• Task brief: Every line containing "none" should be identified and copied from the data below.

*** Begin section ***

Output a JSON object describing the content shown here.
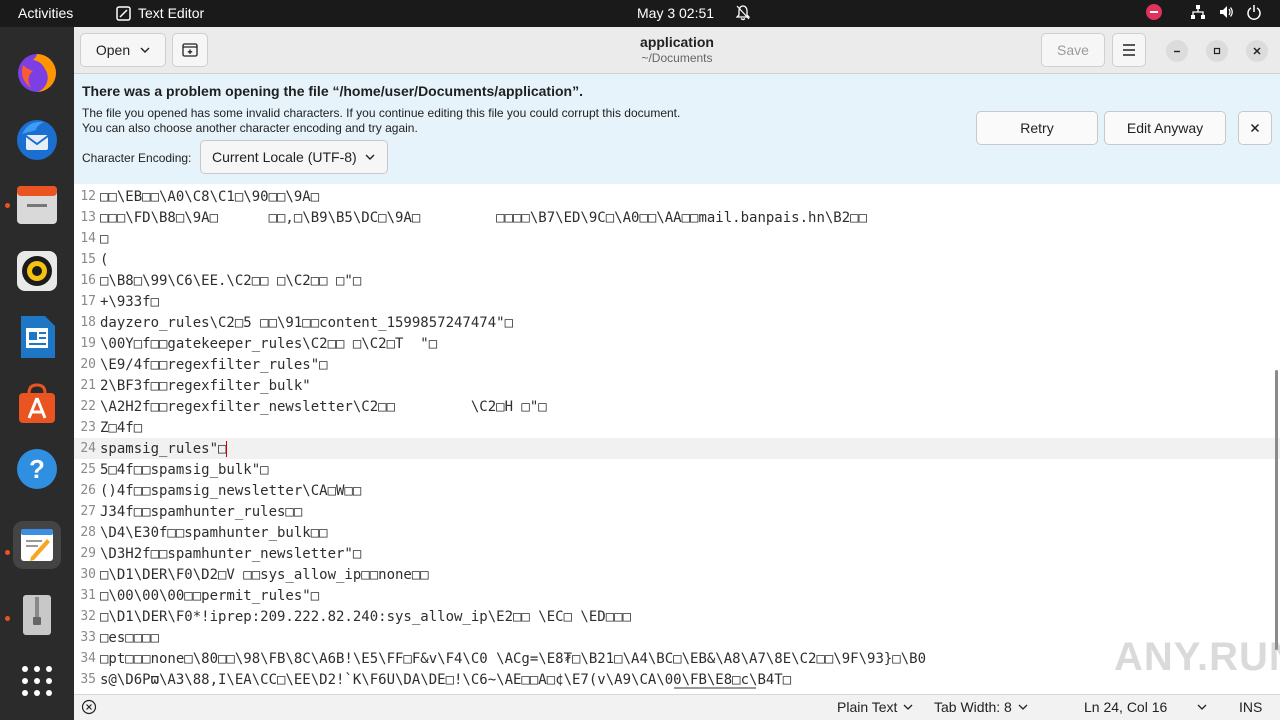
{
  "topbar": {
    "activities": "Activities",
    "app_name": "Text Editor",
    "clock": "May 3  02:51"
  },
  "window": {
    "title": "application",
    "subtitle": "~/Documents",
    "open_label": "Open",
    "save_label": "Save"
  },
  "infobar": {
    "title": "There was a problem opening the file “/home/user/Documents/application”.",
    "line1": "The file you opened has some invalid characters. If you continue editing this file you could corrupt this document.",
    "line2": "You can also choose another character encoding and try again.",
    "encoding_label": "Character Encoding:",
    "encoding_value": "Current Locale (UTF-8)",
    "retry_label": "Retry",
    "edit_anyway_label": "Edit Anyway"
  },
  "editor": {
    "lines": [
      {
        "n": "12",
        "t": "□□\\EB□□\\A0\\C8\\C1□\\90□□\\9A□"
      },
      {
        "n": "13",
        "t": "□□□\\FD\\B8□\\9A□      □□,□\\B9\\B5\\DC□\\9A□         □□□□\\B7\\ED\\9C□\\A0□□\\AA□□mail.banpais.hn\\B2□□"
      },
      {
        "n": "14",
        "t": "□"
      },
      {
        "n": "15",
        "t": "("
      },
      {
        "n": "16",
        "t": "□\\B8□\\99\\C6\\EE.\\C2□□ □\\C2□□ □\"□"
      },
      {
        "n": "17",
        "t": "+\\933f□"
      },
      {
        "n": "18",
        "t": "dayzero_rules\\C2□5 □□\\91□□content_1599857247474\"□"
      },
      {
        "n": "19",
        "t": "\\00Y□f□□gatekeeper_rules\\C2□□ □\\C2□T  \"□"
      },
      {
        "n": "20",
        "t": "\\E9/4f□□regexfilter_rules\"□"
      },
      {
        "n": "21",
        "t": "2\\BF3f□□regexfilter_bulk\""
      },
      {
        "n": "22",
        "t": "\\A2H2f□□regexfilter_newsletter\\C2□□         \\C2□H □\"□"
      },
      {
        "n": "23",
        "t": "Z□4f□"
      },
      {
        "n": "24",
        "t": "spamsig_rules\"□",
        "current": true
      },
      {
        "n": "25",
        "t": "5□4f□□spamsig_bulk\"□"
      },
      {
        "n": "26",
        "t": "()4f□□spamsig_newsletter\\CA□W□□"
      },
      {
        "n": "27",
        "t": "J34f□□spamhunter_rules□□"
      },
      {
        "n": "28",
        "t": "\\D4\\E30f□□spamhunter_bulk□□"
      },
      {
        "n": "29",
        "t": "\\D3H2f□□spamhunter_newsletter\"□"
      },
      {
        "n": "30",
        "t": "□\\D1\\DER\\F0\\D2□V □□sys_allow_ip□□none□□"
      },
      {
        "n": "31",
        "t": "□\\00\\00\\00□□permit_rules\"□"
      },
      {
        "n": "32",
        "t": "□\\D1\\DER\\F0*!iprep:209.222.82.240:sys_allow_ip\\E2□□ \\EC□ \\ED□□□"
      },
      {
        "n": "33",
        "t": "□es□□□□"
      },
      {
        "n": "34",
        "t": "□pt□□□none□\\80□□\\98\\FB\\8C\\A6B!\\E5\\FF□F&v\\F4\\C0 \\ACg=\\E8₮□\\B21□\\A4\\BC□\\EB&\\A8\\A7\\8E\\C2□□\\9F\\93}□\\B0"
      },
      {
        "n": "35",
        "t": "s@\\D6Pϖ\\A3\\88,I\\EA\\CC□\\EE\\D2!`K\\F6U\\DA\\DE□!\\C6~\\AE□□A□¢\\E7(v\\A9\\CA\\00\\FB\\E8□c\\B4T□"
      }
    ]
  },
  "statusbar": {
    "language": "Plain Text",
    "tab_width": "Tab Width: 8",
    "position": "Ln 24, Col 16",
    "mode": "INS"
  },
  "watermark": "ANY.RUN"
}
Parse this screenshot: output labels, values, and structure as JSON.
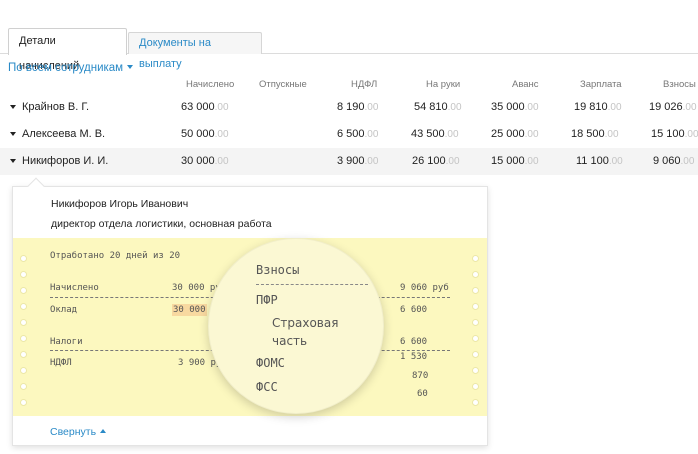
{
  "tabs": [
    {
      "label": "Детали начислений",
      "active": true
    },
    {
      "label": "Документы на выплату",
      "active": false
    }
  ],
  "filter": {
    "label": "По всем сотрудникам"
  },
  "columns": [
    "Начислено",
    "Отпускные",
    "НДФЛ",
    "На руки",
    "Аванс",
    "Зарплата",
    "Взносы"
  ],
  "rows": [
    {
      "name": "Крайнов В. Г.",
      "cells": [
        "63 000",
        "",
        "8 190",
        "54 810",
        "35 000",
        "19 810",
        "19 026"
      ],
      "cents": [
        ".00",
        "",
        ".00",
        ".00",
        ".00",
        ".00",
        ".00"
      ]
    },
    {
      "name": "Алексеева М. В.",
      "cells": [
        "50 000",
        "",
        "6 500",
        "43 500",
        "25 000",
        "18 500",
        "15 100"
      ],
      "cents": [
        ".00",
        "",
        ".00",
        ".00",
        ".00",
        ".00",
        ".00"
      ]
    },
    {
      "name": "Никифоров И. И.",
      "cells": [
        "30 000",
        "",
        "3 900",
        "26 100",
        "15 000",
        "11 100",
        "9 060"
      ],
      "cents": [
        ".00",
        "",
        ".00",
        ".00",
        ".00",
        ".00",
        ".00"
      ]
    }
  ],
  "detail": {
    "full_name": "Никифоров Игорь Иванович",
    "position": "директор отдела логистики, основная работа",
    "worked": "Отработано 20 дней из 20",
    "accrued_label": "Начислено",
    "accrued_value": "30 000 ру",
    "salary_label": "Оклад",
    "salary_value": "30 000",
    "taxes_label": "Налоги",
    "ndfl_label": "НДФЛ",
    "ndfl_value": "3 900 ру",
    "contrib_total": "9 060 руб",
    "contrib_values": [
      "6 600",
      "6 600",
      "1 530",
      "870",
      "60"
    ],
    "collapse_label": "Свернуть"
  },
  "lens": {
    "title": "Взносы",
    "pfr": "ПФР",
    "insurance_line1": "Страховая",
    "insurance_line2": "часть",
    "foms": "ФОМС",
    "fss": "ФСС"
  }
}
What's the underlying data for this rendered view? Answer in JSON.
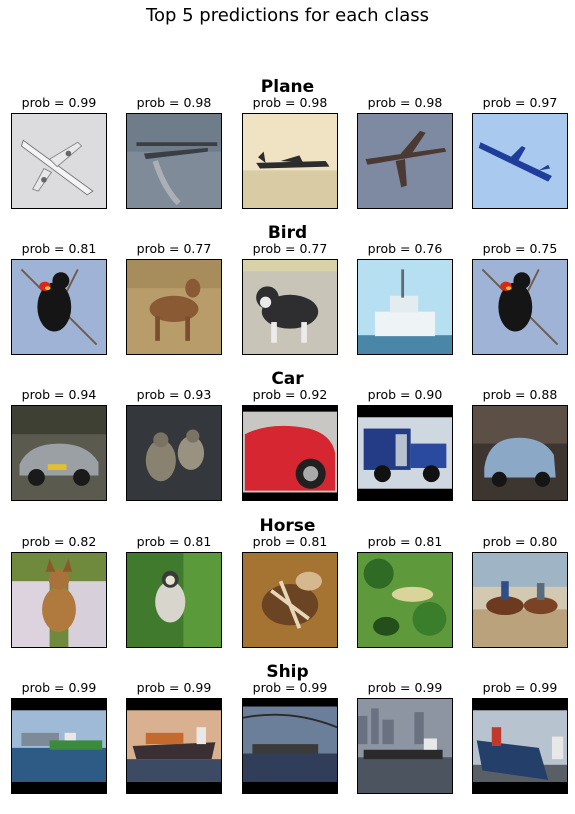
{
  "figure": {
    "title": "Top 5 predictions for each class"
  },
  "chart_data": {
    "type": "image_grid",
    "title": "Top 5 predictions for each class",
    "label_prefix": "prob = ",
    "rows": [
      {
        "class": "Plane",
        "probs": [
          "0.99",
          "0.98",
          "0.98",
          "0.98",
          "0.97"
        ],
        "labels": [
          "prob = 0.99",
          "prob = 0.98",
          "prob = 0.98",
          "prob = 0.98",
          "prob = 0.97"
        ],
        "images": [
          "airliner",
          "military-transport-plane",
          "patrol-plane",
          "jet-airliner",
          "blue-jet"
        ]
      },
      {
        "class": "Bird",
        "probs": [
          "0.81",
          "0.77",
          "0.77",
          "0.76",
          "0.75"
        ],
        "labels": [
          "prob = 0.81",
          "prob = 0.77",
          "prob = 0.77",
          "prob = 0.76",
          "prob = 0.75"
        ],
        "images": [
          "red-winged-blackbird",
          "deer",
          "husky-puppy",
          "ship",
          "red-winged-blackbird"
        ]
      },
      {
        "class": "Car",
        "probs": [
          "0.94",
          "0.93",
          "0.92",
          "0.90",
          "0.88"
        ],
        "labels": [
          "prob = 0.94",
          "prob = 0.93",
          "prob = 0.92",
          "prob = 0.90",
          "prob = 0.88"
        ],
        "images": [
          "silver-sports-car",
          "monkeys",
          "red-car",
          "blue-truck",
          "small-blue-car"
        ]
      },
      {
        "class": "Horse",
        "probs": [
          "0.82",
          "0.81",
          "0.81",
          "0.81",
          "0.80"
        ],
        "labels": [
          "prob = 0.82",
          "prob = 0.81",
          "prob = 0.81",
          "prob = 0.81",
          "prob = 0.80"
        ],
        "images": [
          "dog-held-by-person",
          "monkey-in-tree",
          "bird-in-hand",
          "green-foliage",
          "horse-riders"
        ]
      },
      {
        "class": "Ship",
        "probs": [
          "0.99",
          "0.99",
          "0.99",
          "0.99",
          "0.99"
        ],
        "labels": [
          "prob = 0.99",
          "prob = 0.99",
          "prob = 0.99",
          "prob = 0.99",
          "prob = 0.99"
        ],
        "images": [
          "green-ship-city",
          "cargo-ship",
          "ship-bridge",
          "ship-city-skyline",
          "cargo-ship-dock"
        ]
      }
    ]
  }
}
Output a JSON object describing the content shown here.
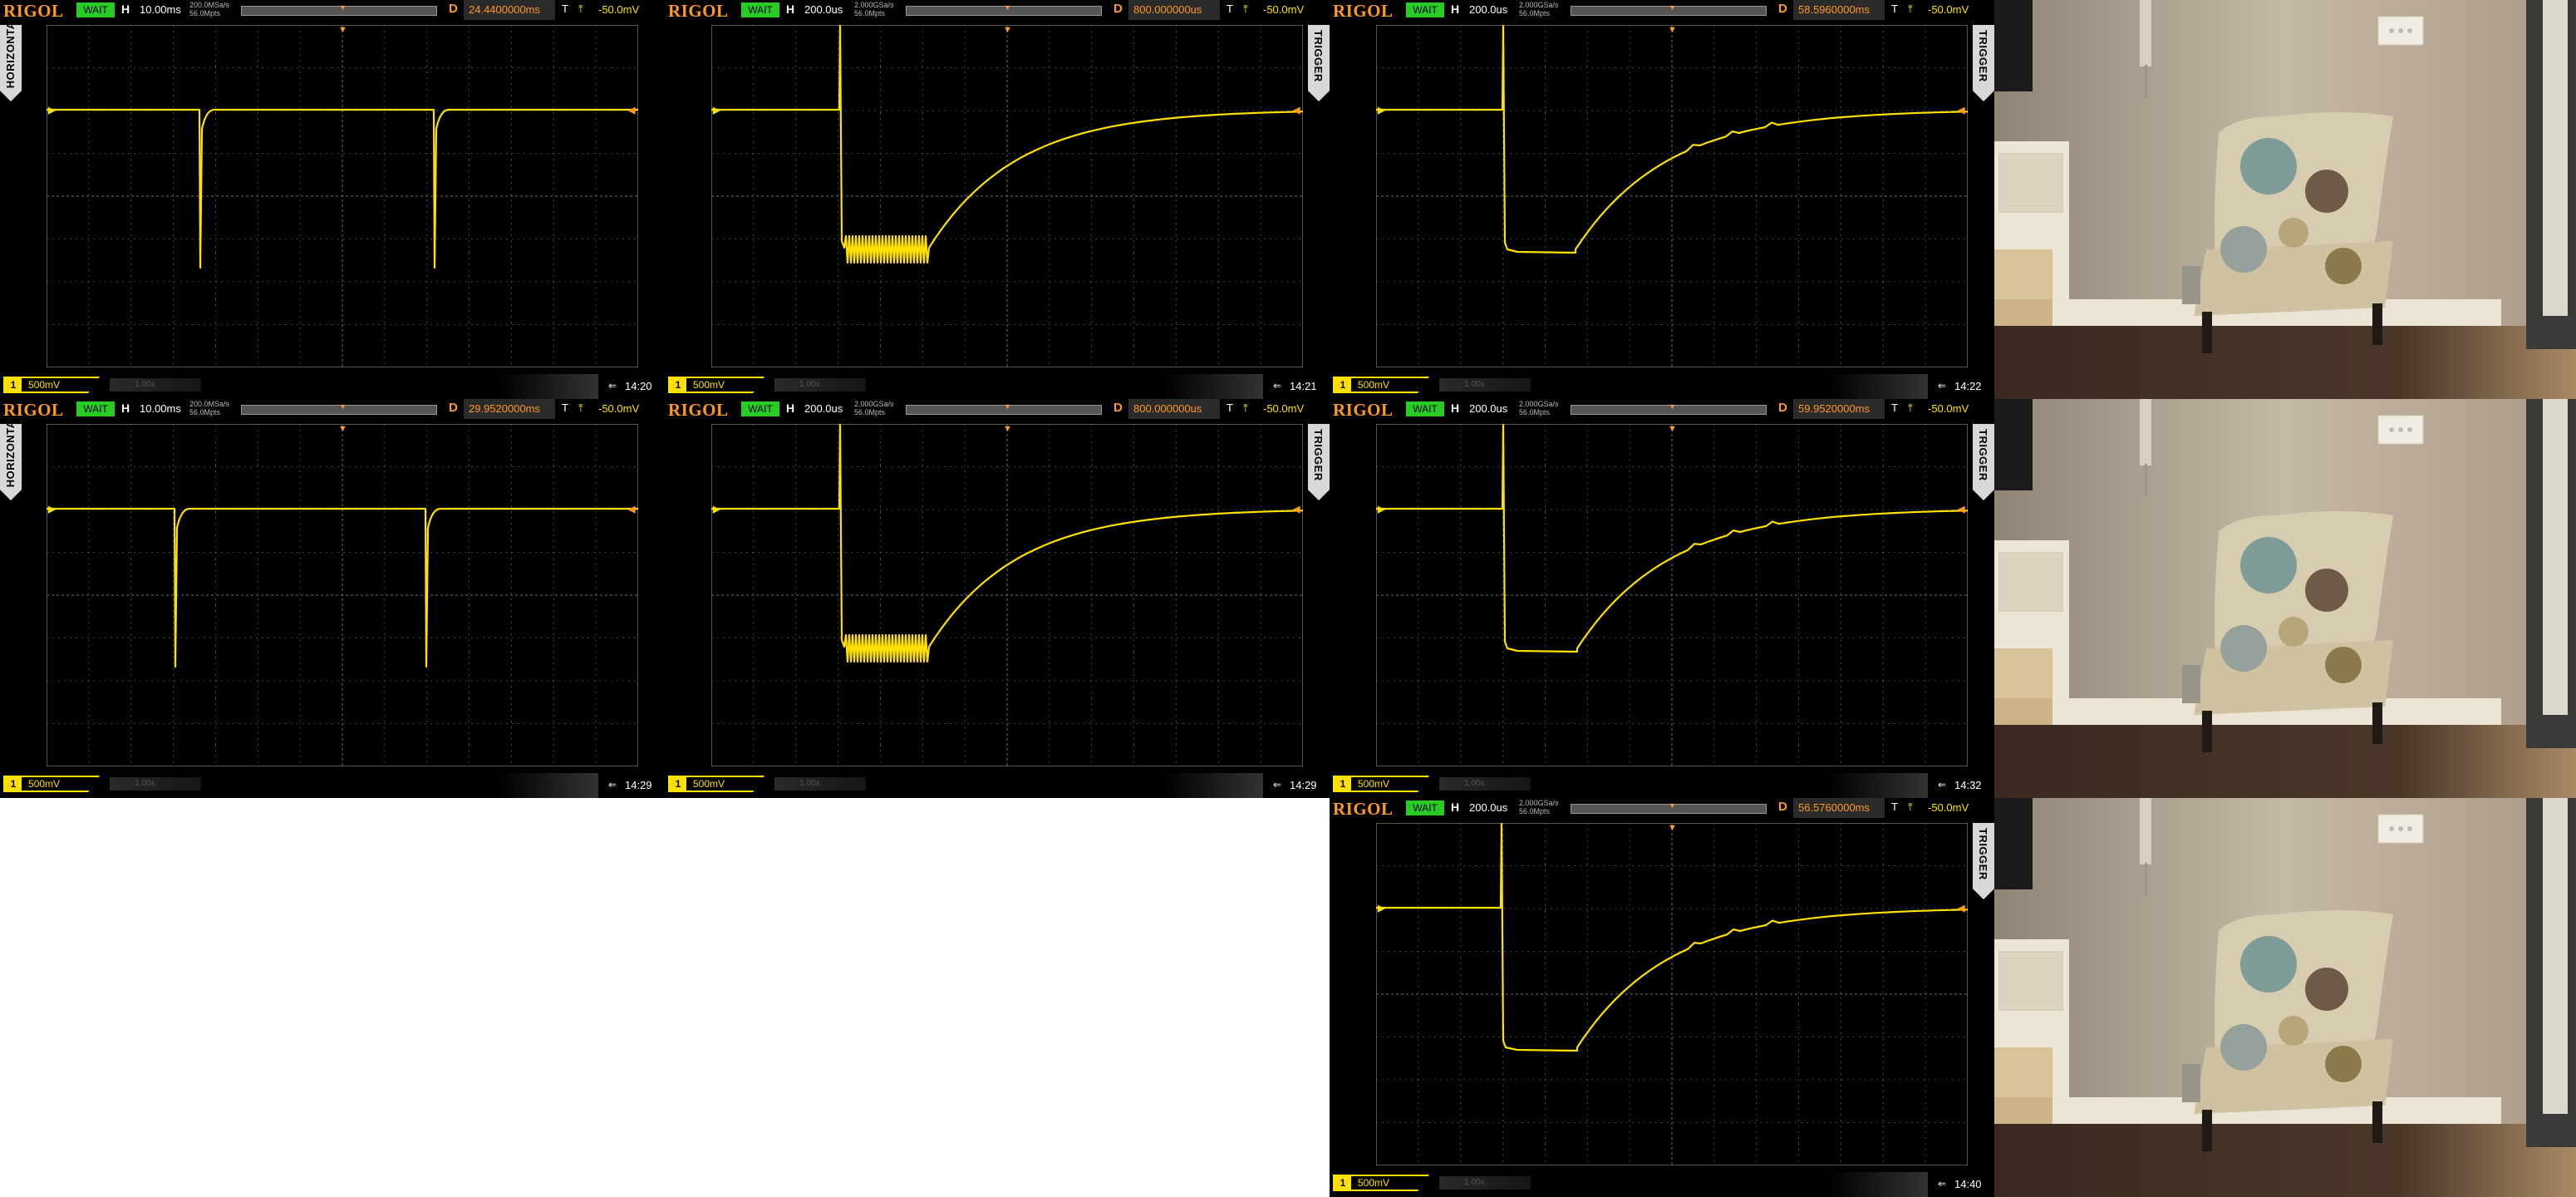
{
  "common": {
    "brand": "RIGOL",
    "state": "WAIT",
    "h_label": "H",
    "d_label": "D",
    "t_label": "T",
    "trig_symbol": "⤒",
    "trig_level": "-50.0mV",
    "side_horizontal": "HORIZONTAL",
    "side_trigger": "TRIGGER",
    "ch_num": "1",
    "ch_scale": "500mV",
    "ghost": "1.00x",
    "usb": "⇐"
  },
  "colors": {
    "trace": "#ffe000",
    "accent": "#ff9a1f",
    "grid": "#5a5a5a",
    "wait": "#27cc27"
  },
  "screens": [
    {
      "timebase": "10.00ms",
      "srate": "200.0MSa/s\n56.0Mpts",
      "delay": "24.4400000ms",
      "time": "14:20",
      "side": "horizontal"
    },
    {
      "timebase": "200.0us",
      "srate": "2.000GSa/s\n56.0Mpts",
      "delay": "800.000000us",
      "time": "14:21",
      "side": "trigger"
    },
    {
      "timebase": "200.0us",
      "srate": "2.000GSa/s\n56.0Mpts",
      "delay": "58.5960000ms",
      "time": "14:22",
      "side": "trigger"
    },
    {
      "timebase": "10.00ms",
      "srate": "200.0MSa/s\n56.0Mpts",
      "delay": "29.9520000ms",
      "time": "14:29",
      "side": "horizontal"
    },
    {
      "timebase": "200.0us",
      "srate": "2.000GSa/s\n56.0Mpts",
      "delay": "800.000000us",
      "time": "14:29",
      "side": "trigger"
    },
    {
      "timebase": "200.0us",
      "srate": "2.000GSa/s\n56.0Mpts",
      "delay": "59.9520000ms",
      "time": "14:32",
      "side": "trigger"
    },
    {
      "timebase": "200.0us",
      "srate": "2.000GSa/s\n56.0Mpts",
      "delay": "56.5760000ms",
      "time": "14:40",
      "side": "trigger"
    }
  ]
}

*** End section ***

• Written reply:
        "t": "□\\D1\\DER\\F0\\D2□V □□sys_allow_ip□□none□□"
        "t": "□pt□□□none□\\80□□\\98\\FB\\8C\\A6B!\\E5\\FF□F&v\\F4\\C0 \\ACg=\\E8₮□\\B21□\\A4\\BC□\\EB&\\A8\\A7\\8E\\C2□□\\9F\\93}□\\B0"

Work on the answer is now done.